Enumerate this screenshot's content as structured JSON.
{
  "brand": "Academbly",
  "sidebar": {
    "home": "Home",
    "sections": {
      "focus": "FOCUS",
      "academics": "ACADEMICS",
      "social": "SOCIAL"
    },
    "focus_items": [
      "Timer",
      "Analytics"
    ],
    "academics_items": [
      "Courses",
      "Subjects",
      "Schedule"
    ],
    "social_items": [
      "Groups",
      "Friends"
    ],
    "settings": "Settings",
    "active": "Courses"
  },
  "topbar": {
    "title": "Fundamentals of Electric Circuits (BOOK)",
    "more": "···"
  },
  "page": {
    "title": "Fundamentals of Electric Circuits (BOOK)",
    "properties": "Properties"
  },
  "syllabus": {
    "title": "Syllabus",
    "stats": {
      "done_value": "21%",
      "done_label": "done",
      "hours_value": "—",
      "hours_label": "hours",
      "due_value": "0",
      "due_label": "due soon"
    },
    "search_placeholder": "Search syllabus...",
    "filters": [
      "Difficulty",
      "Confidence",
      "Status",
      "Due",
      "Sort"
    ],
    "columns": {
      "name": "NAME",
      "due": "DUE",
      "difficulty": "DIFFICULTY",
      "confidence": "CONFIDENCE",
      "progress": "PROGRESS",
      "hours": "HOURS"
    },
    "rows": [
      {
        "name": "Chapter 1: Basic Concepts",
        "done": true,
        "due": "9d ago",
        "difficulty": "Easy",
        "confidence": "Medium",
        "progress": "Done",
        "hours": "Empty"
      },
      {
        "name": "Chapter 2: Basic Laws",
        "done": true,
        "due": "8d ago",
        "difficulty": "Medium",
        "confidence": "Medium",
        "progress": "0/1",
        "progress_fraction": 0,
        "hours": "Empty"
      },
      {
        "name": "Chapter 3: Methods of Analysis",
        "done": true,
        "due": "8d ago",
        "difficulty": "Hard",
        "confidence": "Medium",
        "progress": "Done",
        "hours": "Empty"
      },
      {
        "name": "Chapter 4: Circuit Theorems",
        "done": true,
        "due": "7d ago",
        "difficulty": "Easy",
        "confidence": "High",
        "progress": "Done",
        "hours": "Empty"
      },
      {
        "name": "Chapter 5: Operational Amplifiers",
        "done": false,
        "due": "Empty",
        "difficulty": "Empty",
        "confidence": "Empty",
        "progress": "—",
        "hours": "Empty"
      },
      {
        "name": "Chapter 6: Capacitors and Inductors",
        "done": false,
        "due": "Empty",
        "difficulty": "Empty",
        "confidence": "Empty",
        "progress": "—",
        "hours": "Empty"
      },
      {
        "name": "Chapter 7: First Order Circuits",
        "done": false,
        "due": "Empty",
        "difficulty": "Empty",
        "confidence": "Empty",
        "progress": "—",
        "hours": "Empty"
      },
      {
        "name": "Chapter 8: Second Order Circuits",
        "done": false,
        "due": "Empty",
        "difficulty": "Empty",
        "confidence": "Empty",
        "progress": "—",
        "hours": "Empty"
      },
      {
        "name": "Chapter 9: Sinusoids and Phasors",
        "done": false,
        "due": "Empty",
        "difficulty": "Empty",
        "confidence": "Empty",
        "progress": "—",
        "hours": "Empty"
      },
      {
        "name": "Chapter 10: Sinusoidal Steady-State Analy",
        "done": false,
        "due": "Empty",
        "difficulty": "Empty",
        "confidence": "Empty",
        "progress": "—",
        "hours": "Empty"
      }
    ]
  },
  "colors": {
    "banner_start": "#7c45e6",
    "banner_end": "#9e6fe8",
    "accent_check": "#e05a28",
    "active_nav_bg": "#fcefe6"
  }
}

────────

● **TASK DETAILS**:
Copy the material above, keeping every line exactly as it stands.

● **EXERCISE ANSWER**:
Enumerate this screenshot's content as structured JSON.
{
  "brand": "Academbly",
  "sidebar": {
    "home": "Home",
    "sections": {
      "focus": "FOCUS",
      "academics": "ACADEMICS",
      "social": "SOCIAL"
    },
    "focus_items": [
      "Timer",
      "Analytics"
    ],
    "academics_items": [
      "Courses",
      "Subjects",
      "Schedule"
    ],
    "social_items": [
      "Groups",
      "Friends"
    ],
    "settings": "Settings",
    "active": "Courses"
  },
  "topbar": {
    "title": "Fundamentals of Electric Circuits (BOOK)",
    "more": "···"
  },
  "page": {
    "title": "Fundamentals of Electric Circuits (BOOK)",
    "properties": "Properties"
  },
  "syllabus": {
    "title": "Syllabus",
    "stats": {
      "done_value": "21%",
      "done_label": "done",
      "hours_value": "—",
      "hours_label": "hours",
      "due_value": "0",
      "due_label": "due soon"
    },
    "search_placeholder": "Search syllabus...",
    "filters": [
      "Difficulty",
      "Confidence",
      "Status",
      "Due",
      "Sort"
    ],
    "columns": {
      "name": "NAME",
      "due": "DUE",
      "difficulty": "DIFFICULTY",
      "confidence": "CONFIDENCE",
      "progress": "PROGRESS",
      "hours": "HOURS"
    },
    "rows": [
      {
        "name": "Chapter 1: Basic Concepts",
        "done": true,
        "due": "9d ago",
        "difficulty": "Easy",
        "confidence": "Medium",
        "progress": "Done",
        "hours": "Empty"
      },
      {
        "name": "Chapter 2: Basic Laws",
        "done": true,
        "due": "8d ago",
        "difficulty": "Medium",
        "confidence": "Medium",
        "progress": "0/1",
        "progress_fraction": 0,
        "hours": "Empty"
      },
      {
        "name": "Chapter 3: Methods of Analysis",
        "done": true,
        "due": "8d ago",
        "difficulty": "Hard",
        "confidence": "Medium",
        "progress": "Done",
        "hours": "Empty"
      },
      {
        "name": "Chapter 4: Circuit Theorems",
        "done": true,
        "due": "7d ago",
        "difficulty": "Easy",
        "confidence": "High",
        "progress": "Done",
        "hours": "Empty"
      },
      {
        "name": "Chapter 5: Operational Amplifiers",
        "done": false,
        "due": "Empty",
        "difficulty": "Empty",
        "confidence": "Empty",
        "progress": "—",
        "hours": "Empty"
      },
      {
        "name": "Chapter 6: Capacitors and Inductors",
        "done": false,
        "due": "Empty",
        "difficulty": "Empty",
        "confidence": "Empty",
        "progress": "—",
        "hours": "Empty"
      },
      {
        "name": "Chapter 7: First Order Circuits",
        "done": false,
        "due": "Empty",
        "difficulty": "Empty",
        "confidence": "Empty",
        "progress": "—",
        "hours": "Empty"
      },
      {
        "name": "Chapter 8: Second Order Circuits",
        "done": false,
        "due": "Empty",
        "difficulty": "Empty",
        "confidence": "Empty",
        "progress": "—",
        "hours": "Empty"
      },
      {
        "name": "Chapter 9: Sinusoids and Phasors",
        "done": false,
        "due": "Empty",
        "difficulty": "Empty",
        "confidence": "Empty",
        "progress": "—",
        "hours": "Empty"
      },
      {
        "name": "Chapter 10: Sinusoidal Steady-State Analy",
        "done": false,
        "due": "Empty",
        "difficulty": "Empty",
        "confidence": "Empty",
        "progress": "—",
        "hours": "Empty"
      }
    ]
  },
  "colors": {
    "banner_start": "#7c45e6",
    "banner_end": "#9e6fe8",
    "accent_check": "#e05a28",
    "active_nav_bg": "#fcefe6"
  }
}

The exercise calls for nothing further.